▶ TASK REQUIREMENTS
Every line of the entries below that mentions "text" is to be copied out.

···

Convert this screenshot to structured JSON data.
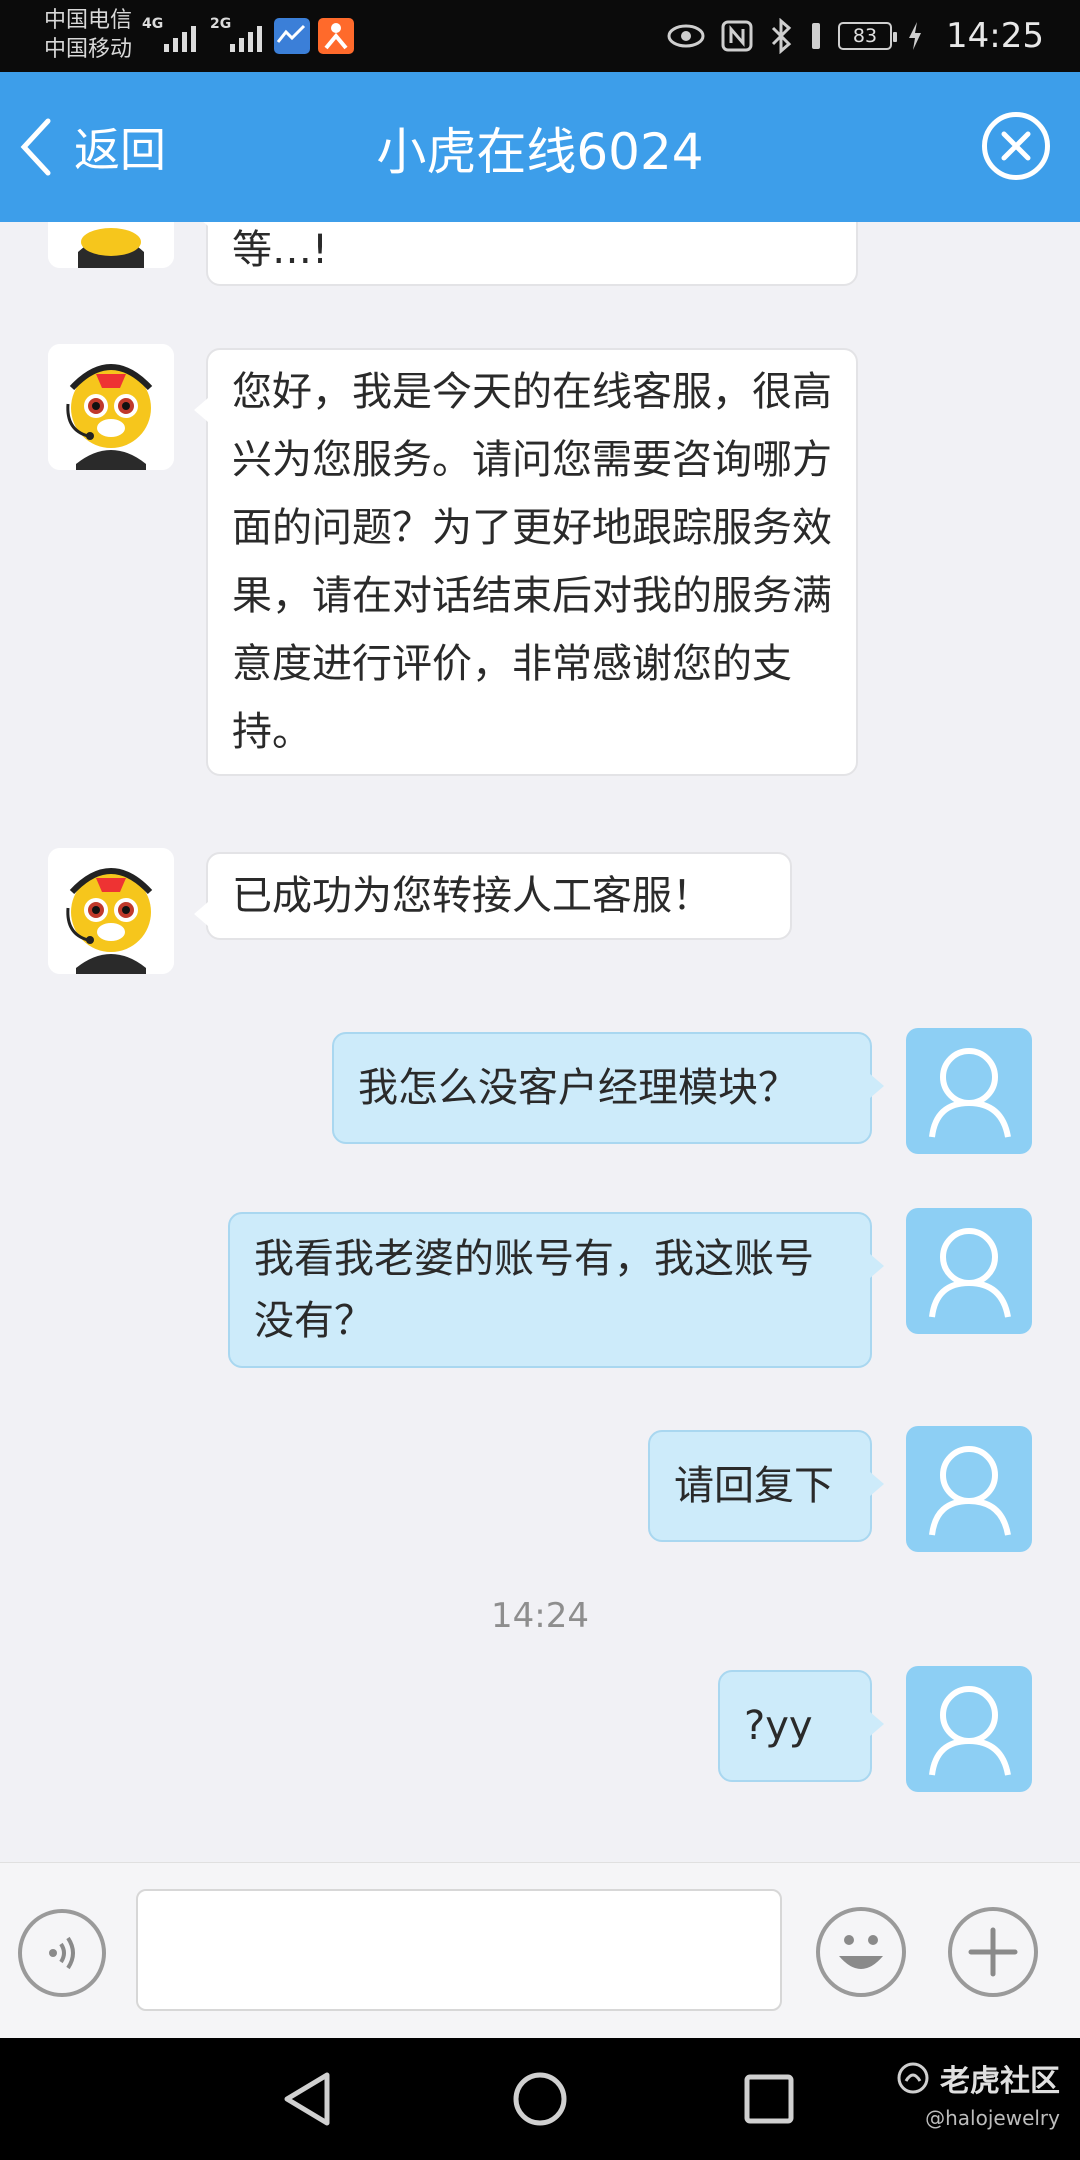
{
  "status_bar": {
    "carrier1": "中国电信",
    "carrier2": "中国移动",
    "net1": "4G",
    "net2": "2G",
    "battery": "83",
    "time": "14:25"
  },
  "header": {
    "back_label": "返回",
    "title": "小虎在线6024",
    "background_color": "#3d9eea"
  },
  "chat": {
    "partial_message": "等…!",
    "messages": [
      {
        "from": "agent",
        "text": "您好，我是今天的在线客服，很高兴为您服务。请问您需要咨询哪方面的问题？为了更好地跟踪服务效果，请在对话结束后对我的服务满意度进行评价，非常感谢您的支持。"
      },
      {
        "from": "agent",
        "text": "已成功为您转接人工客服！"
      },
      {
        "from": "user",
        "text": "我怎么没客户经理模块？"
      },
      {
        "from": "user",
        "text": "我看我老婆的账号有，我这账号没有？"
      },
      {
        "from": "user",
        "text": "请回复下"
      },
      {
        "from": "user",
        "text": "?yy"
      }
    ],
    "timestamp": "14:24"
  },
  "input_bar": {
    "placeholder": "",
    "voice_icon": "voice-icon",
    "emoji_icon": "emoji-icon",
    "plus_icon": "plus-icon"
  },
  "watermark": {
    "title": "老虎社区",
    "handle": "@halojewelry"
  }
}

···

▶ SOLVED EXERCISE
        "text": "您好，我是今天的在线客服，很高兴为您服务。请问您需要咨询哪方面的问题？为了更好地跟踪服务效果，请在对话结束后对我的服务满意度进行评价，非常感谢您的支持。"
        "text": "已成功为您转接人工客服！"
        "text": "我怎么没客户经理模块？"
        "text": "我看我老婆的账号有，我这账号没有？"
        "text": "请回复下"
        "text": "?yy"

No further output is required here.